The Imagine Cup, which is held by Microsoft every year, challenges students around the globe to create interesting, innovative or just plain fun applications using Microsoft’s huge suite of software creation tools. Each year, regional legs are held and the winners of those meet up in Seattle in July for a four-day face-off to determine the overall winners.

There’s a fair amount of cash up for grabs; teams can win their share of a $50 000 prize pool and support from Microsoft to commercialise their projects.

This isn’t the first time the pair made it to the final – they were SA’s entry in 2015 after winning last year’s local leg of the Imagine Cup with their game, a platform-puzzler called PYA Maze of Gods.

Lessons learned

DIG, made up of Jason Cross and Nicolaas Jordaan from Nelson Mandela Metropolitan University in the Eastern Cape, said that last year’s project served as a very good lesson. The pair say they fell into the trap of trying to cram every idea they had into a final product, resulting in a rather unfocused game that didn’t wow the judges.

“Last year, we viewed our entry as purely a technical achievement, but quickly realised that fun also had a tremendous part to play. So we had to start from scratch this year,” Cross explained in a press statement.

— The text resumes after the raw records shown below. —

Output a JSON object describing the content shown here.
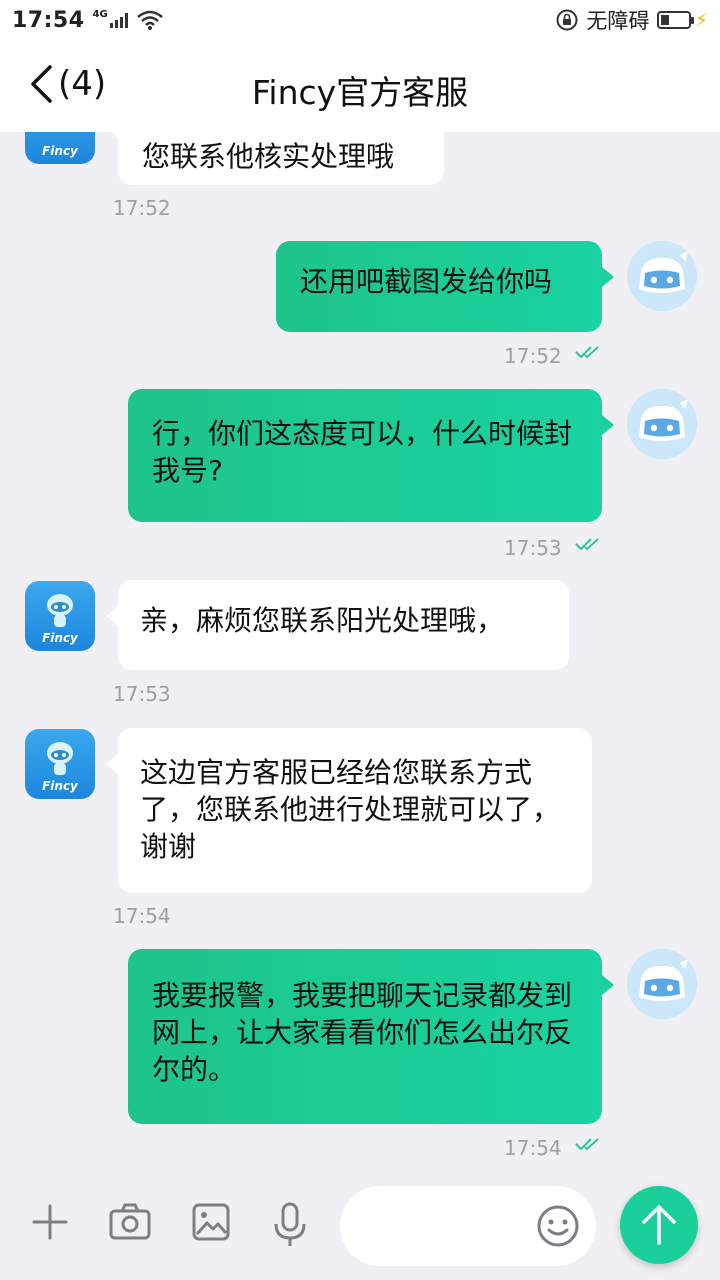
{
  "status": {
    "time": "17:54",
    "network": "4G",
    "accessibility": "无障碍"
  },
  "header": {
    "back_count": "(4)",
    "title": "Fincy官方客服"
  },
  "bot": {
    "brand": "Fincy"
  },
  "messages": [
    {
      "from": "bot",
      "text": "您联系他核实处理哦",
      "time": "17:52"
    },
    {
      "from": "me",
      "text": "还用吧截图发给你吗",
      "time": "17:52"
    },
    {
      "from": "me",
      "text": "行，你们这态度可以，什么时候封我号?",
      "time": "17:53"
    },
    {
      "from": "bot",
      "text": "亲，麻烦您联系阳光处理哦，",
      "time": "17:53"
    },
    {
      "from": "bot",
      "text": "这边官方客服已经给您联系方式了，您联系他进行处理就可以了，谢谢",
      "time": "17:54"
    },
    {
      "from": "me",
      "text": "我要报警，我要把聊天记录都发到网上，让大家看看你们怎么出尔反尔的。",
      "time": "17:54"
    }
  ],
  "colors": {
    "accent": "#1bcf9b",
    "background": "#efeff4",
    "timestamp": "#9aa0a6"
  },
  "icons": [
    "back-chevron-icon",
    "plus-icon",
    "camera-icon",
    "image-icon",
    "microphone-icon",
    "emoji-icon",
    "send-arrow-icon",
    "read-check-icon"
  ]
}
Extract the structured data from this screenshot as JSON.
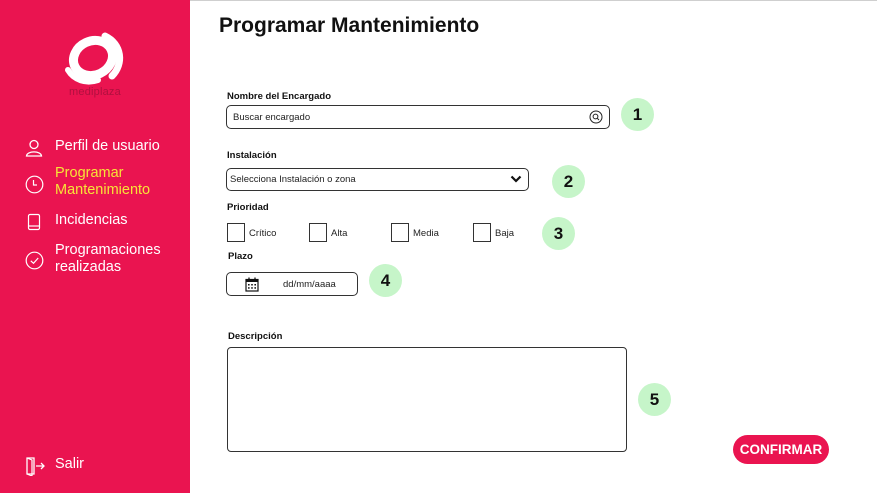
{
  "sidebar": {
    "logo_text": "mediplaza",
    "items": [
      {
        "label": "Perfil de usuario",
        "icon": "user-icon",
        "active": false
      },
      {
        "label": "Programar\nMantenimiento",
        "icon": "clock-icon",
        "active": true
      },
      {
        "label": "Incidencias",
        "icon": "book-icon",
        "active": false
      },
      {
        "label": "Programaciones\nrealizadas",
        "icon": "check-circle-icon",
        "active": false
      }
    ],
    "logout_label": "Salir"
  },
  "main": {
    "title": "Programar Mantenimiento",
    "encargado": {
      "label": "Nombre del Encargado",
      "placeholder": "Buscar encargado"
    },
    "instalacion": {
      "label": "Instalación",
      "selected": "Selecciona Instalación o zona"
    },
    "prioridad": {
      "label": "Prioridad",
      "options": [
        "Crítico",
        "Alta",
        "Media",
        "Baja"
      ]
    },
    "plazo": {
      "label": "Plazo",
      "placeholder": "dd/mm/aaaa"
    },
    "descripcion": {
      "label": "Descripción",
      "value": ""
    },
    "confirm_label": "CONFIRMAR"
  },
  "step_badges": [
    "1",
    "2",
    "3",
    "4",
    "5"
  ],
  "colors": {
    "brand": "#ea1450",
    "active_nav": "#f7e437",
    "badge": "#c6f5c9"
  }
}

“A key ingredient in bringing apps and mobile games to market sooner, at a lower cost and at a higher quality is simplicity. If you are creating a mobile game for instance, you have to focus on making it really entertaining and simple for users to understand – provide it with that pick-up-and-play functionality. This will ensure that it appeals to the widest audience.”

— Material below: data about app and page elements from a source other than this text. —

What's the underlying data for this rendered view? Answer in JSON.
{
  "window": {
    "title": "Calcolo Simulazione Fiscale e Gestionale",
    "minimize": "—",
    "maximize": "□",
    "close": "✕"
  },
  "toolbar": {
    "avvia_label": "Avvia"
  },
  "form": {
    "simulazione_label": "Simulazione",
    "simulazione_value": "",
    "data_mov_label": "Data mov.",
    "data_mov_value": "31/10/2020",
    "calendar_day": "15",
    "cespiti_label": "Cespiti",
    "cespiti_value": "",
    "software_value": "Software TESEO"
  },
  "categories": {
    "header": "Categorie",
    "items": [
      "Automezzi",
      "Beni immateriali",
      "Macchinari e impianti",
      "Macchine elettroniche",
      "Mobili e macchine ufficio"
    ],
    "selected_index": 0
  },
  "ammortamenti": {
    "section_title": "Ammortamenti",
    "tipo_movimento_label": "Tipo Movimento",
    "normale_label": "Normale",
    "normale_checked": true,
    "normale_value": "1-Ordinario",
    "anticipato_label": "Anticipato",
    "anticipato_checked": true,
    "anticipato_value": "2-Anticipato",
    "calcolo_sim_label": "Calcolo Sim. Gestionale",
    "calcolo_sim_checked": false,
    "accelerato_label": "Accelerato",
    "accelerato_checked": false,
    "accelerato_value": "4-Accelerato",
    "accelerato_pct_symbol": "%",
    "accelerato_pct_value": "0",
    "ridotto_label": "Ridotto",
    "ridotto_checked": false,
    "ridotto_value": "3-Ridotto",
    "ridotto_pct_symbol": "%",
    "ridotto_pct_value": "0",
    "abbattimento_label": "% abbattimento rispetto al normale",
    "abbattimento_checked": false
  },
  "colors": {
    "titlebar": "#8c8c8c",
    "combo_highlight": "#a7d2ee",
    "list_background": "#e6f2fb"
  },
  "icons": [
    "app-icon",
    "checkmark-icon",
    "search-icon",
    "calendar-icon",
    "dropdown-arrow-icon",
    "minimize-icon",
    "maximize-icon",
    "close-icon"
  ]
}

Second chance

This year’s contest takes place from the 26th to the 29th of July at Microsoft Headquarters in Redmond, Washington. Jordaan and Cross will show off their new game to a new panel of judges, and hopefully pull off a more impressive showing after pouring their learning into the making of their new game, a fast-paced but simple side-scroller in the same vein as Ori And The Blind Forest.

It’s called Of Dragons And Sheep, and in it the hero must save his beloved sheep from vicious dragons.

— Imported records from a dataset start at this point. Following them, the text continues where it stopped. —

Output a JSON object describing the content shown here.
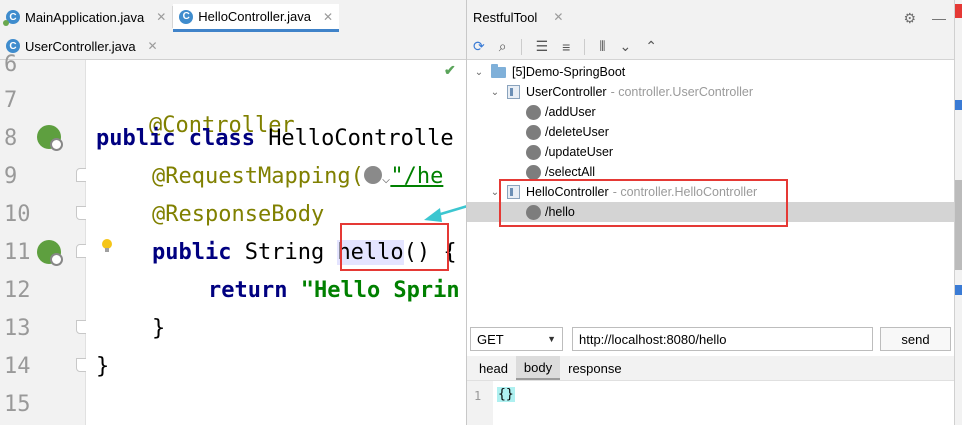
{
  "editor": {
    "tabs": [
      {
        "label": "MainApplication.java",
        "icon": "class-icon",
        "active": false
      },
      {
        "label": "HelloController.java",
        "icon": "class-icon",
        "active": true
      },
      {
        "label": "UserController.java",
        "icon": "class-icon",
        "active": false
      }
    ],
    "line_numbers": [
      "6",
      "7",
      "8",
      "9",
      "10",
      "11",
      "12",
      "13",
      "14",
      "15"
    ],
    "code": {
      "l7": "@Controller",
      "l8_kw": "public class ",
      "l8_name": "HelloControlle",
      "l9_anno": "@RequestMapping(",
      "l9_str": "\"/he",
      "l10": "@ResponseBody",
      "l11_kw": "public ",
      "l11_type": "String ",
      "l11_method": "hello",
      "l11_parens": "()",
      "l11_tail": " {",
      "l12_kw": "return ",
      "l12_str": "\"Hello Sprin",
      "l13": "}",
      "l14": "}"
    }
  },
  "restful_tool": {
    "title": "RestfulTool",
    "tree": {
      "project": "[5]Demo-SpringBoot",
      "controllers": [
        {
          "name": "UserController",
          "package": "- controller.UserController",
          "endpoints": [
            "/addUser",
            "/deleteUser",
            "/updateUser",
            "/selectAll"
          ]
        },
        {
          "name": "HelloController",
          "package": "- controller.HelloController",
          "endpoints": [
            "/hello"
          ]
        }
      ]
    },
    "request": {
      "method": "GET",
      "url": "http://localhost:8080/hello",
      "send_label": "send"
    },
    "tabs": [
      "head",
      "body",
      "response"
    ],
    "active_tab": "body",
    "body": {
      "line": "1",
      "content": "{}"
    }
  },
  "colors": {
    "highlight_box": "#e53935",
    "tab_accent": "#4083c9",
    "annotation": "#808000",
    "keyword": "#000080",
    "string": "#008000"
  }
}
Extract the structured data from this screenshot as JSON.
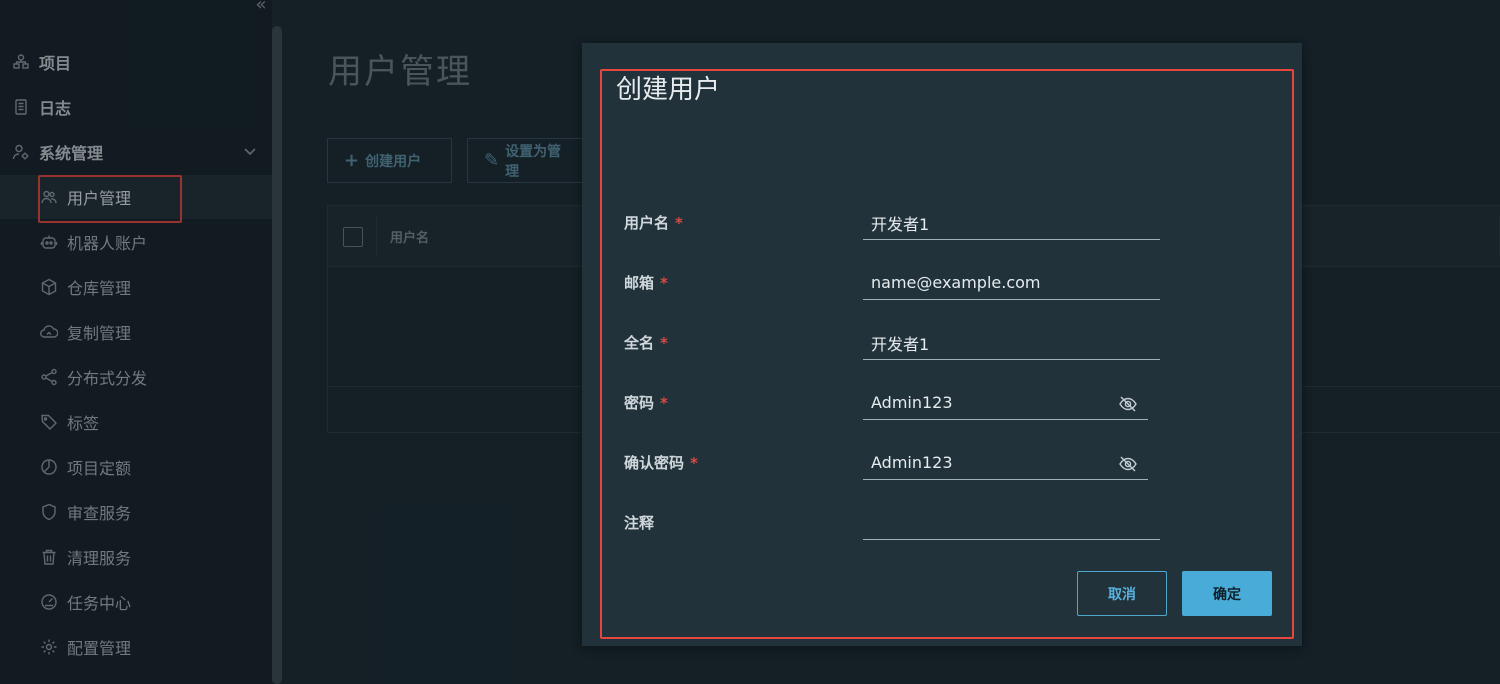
{
  "sidebar": {
    "collapse_glyph": "«",
    "items": [
      {
        "label": "项目",
        "icon": "projects-icon",
        "level": "top"
      },
      {
        "label": "日志",
        "icon": "logs-icon",
        "level": "top"
      },
      {
        "label": "系统管理",
        "icon": "system-admin-icon",
        "level": "top",
        "expanded": true
      },
      {
        "label": "用户管理",
        "icon": "users-icon",
        "level": "sub",
        "active": true
      },
      {
        "label": "机器人账户",
        "icon": "robot-icon",
        "level": "sub"
      },
      {
        "label": "仓库管理",
        "icon": "registry-icon",
        "level": "sub"
      },
      {
        "label": "复制管理",
        "icon": "replication-icon",
        "level": "sub"
      },
      {
        "label": "分布式分发",
        "icon": "distribution-icon",
        "level": "sub"
      },
      {
        "label": "标签",
        "icon": "tag-icon",
        "level": "sub"
      },
      {
        "label": "项目定额",
        "icon": "quota-icon",
        "level": "sub"
      },
      {
        "label": "审查服务",
        "icon": "shield-icon",
        "level": "sub"
      },
      {
        "label": "清理服务",
        "icon": "trash-icon",
        "level": "sub"
      },
      {
        "label": "任务中心",
        "icon": "dashboard-icon",
        "level": "sub"
      },
      {
        "label": "配置管理",
        "icon": "gear-icon",
        "level": "sub"
      }
    ]
  },
  "main": {
    "page_title": "用户管理",
    "toolbar": {
      "create_user": "创建用户",
      "set_admin": "设置为管理"
    },
    "table": {
      "col_username": "用户名"
    }
  },
  "modal": {
    "title": "创建用户",
    "fields": {
      "username": {
        "label": "用户名",
        "required": true,
        "value": "开发者1"
      },
      "email": {
        "label": "邮箱",
        "required": true,
        "value": "name@example.com"
      },
      "fullname": {
        "label": "全名",
        "required": true,
        "value": "开发者1"
      },
      "password": {
        "label": "密码",
        "required": true,
        "value": "Admin123"
      },
      "confirm_password": {
        "label": "确认密码",
        "required": true,
        "value": "Admin123"
      },
      "comment": {
        "label": "注释",
        "required": false,
        "value": ""
      }
    },
    "required_mark": "*",
    "cancel_label": "取消",
    "ok_label": "确定"
  },
  "colors": {
    "accent": "#49acd8",
    "highlight": "#e5473f",
    "required": "#d94b42"
  }
}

The pair will be escorted by Professor Johan van Niekerk from the university’s Department of Information Technology, who will provide support and feedback.

“The vast amount of learning that Nicolaas and Jason experienced last year have been ploughed straight back into their attempt at glory this year,” says Prof Van Niekerk. “Moreover, the lessons learned are being used as a blueprint for NMMU students to apply to their own programming projects. I think that the team have a much more complete end-product this year.”

We will be following DIG’s progress closely this week; we wish them well and look forward to seeing them do well in the competition.

Deon got his first taste of PC gaming at the tender age of 11 when his father bought an 8088 XT, ostensibly to "help him with his homework". Instead, it introduced him to Leisure Suit Larry, King Graham, Sonny Bonds and many more, and Deon has been a PC gamer and hardware enthusiast ever since. He landed his first professional writing gig in 2006 at a prestigious local PC magazine, a very happy happenstance as he got to write for a living about things he loves - tech, PCs, gaming, and everything in between. He's been writing about it all ever since, and loves every minute of it.